[Website and app data records]

********************

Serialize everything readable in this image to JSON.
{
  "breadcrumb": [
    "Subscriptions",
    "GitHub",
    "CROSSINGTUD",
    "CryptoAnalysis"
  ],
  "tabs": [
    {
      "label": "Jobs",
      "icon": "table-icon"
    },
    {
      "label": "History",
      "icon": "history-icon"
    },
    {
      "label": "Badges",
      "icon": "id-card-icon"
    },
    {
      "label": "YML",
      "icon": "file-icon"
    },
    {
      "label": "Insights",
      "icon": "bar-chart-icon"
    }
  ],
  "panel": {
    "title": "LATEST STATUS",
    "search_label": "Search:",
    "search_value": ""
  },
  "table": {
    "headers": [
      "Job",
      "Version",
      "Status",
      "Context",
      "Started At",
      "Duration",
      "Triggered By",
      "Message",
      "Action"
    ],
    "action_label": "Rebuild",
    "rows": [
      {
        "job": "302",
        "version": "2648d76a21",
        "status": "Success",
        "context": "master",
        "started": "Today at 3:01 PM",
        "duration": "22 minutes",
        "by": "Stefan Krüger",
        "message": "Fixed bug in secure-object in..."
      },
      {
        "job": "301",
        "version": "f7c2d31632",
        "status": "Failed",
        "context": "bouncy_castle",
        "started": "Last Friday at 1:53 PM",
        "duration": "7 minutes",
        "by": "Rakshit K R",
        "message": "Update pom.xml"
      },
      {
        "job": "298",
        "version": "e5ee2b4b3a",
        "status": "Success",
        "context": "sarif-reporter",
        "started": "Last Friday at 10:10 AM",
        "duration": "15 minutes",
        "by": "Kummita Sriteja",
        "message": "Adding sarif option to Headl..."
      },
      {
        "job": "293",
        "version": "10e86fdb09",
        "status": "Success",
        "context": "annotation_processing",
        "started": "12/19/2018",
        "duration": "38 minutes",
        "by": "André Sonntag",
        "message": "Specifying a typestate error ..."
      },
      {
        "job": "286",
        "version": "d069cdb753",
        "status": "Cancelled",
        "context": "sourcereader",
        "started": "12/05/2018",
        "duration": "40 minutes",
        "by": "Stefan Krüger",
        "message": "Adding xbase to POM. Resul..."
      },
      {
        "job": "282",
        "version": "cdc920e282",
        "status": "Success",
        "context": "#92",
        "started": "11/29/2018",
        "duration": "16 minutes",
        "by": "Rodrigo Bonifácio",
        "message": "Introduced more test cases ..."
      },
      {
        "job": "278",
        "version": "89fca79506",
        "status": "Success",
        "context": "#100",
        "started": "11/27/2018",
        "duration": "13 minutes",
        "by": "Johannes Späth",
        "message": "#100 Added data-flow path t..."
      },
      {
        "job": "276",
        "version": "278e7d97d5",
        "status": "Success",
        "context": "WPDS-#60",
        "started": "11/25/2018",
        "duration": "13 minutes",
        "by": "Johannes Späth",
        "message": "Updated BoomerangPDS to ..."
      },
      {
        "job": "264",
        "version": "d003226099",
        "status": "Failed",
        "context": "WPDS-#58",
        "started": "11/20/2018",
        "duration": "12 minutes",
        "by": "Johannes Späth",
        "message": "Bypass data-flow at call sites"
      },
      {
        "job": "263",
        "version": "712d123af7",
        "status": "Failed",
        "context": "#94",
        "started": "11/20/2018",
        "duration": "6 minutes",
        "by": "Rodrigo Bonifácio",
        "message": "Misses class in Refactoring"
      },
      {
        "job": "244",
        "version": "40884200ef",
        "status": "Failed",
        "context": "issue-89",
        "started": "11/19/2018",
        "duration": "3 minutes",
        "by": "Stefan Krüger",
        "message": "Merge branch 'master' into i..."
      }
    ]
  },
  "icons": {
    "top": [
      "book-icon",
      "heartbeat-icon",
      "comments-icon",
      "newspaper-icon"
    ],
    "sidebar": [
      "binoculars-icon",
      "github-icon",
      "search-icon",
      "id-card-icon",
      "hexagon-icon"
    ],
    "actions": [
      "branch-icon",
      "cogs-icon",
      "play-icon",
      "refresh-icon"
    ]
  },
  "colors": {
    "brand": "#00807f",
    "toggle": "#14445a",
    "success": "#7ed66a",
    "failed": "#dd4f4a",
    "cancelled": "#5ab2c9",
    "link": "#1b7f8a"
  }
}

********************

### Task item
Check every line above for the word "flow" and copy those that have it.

### Solution for this problem
        "message": "#100 Added data-flow path t..."
        "message": "Bypass data-flow at call sites"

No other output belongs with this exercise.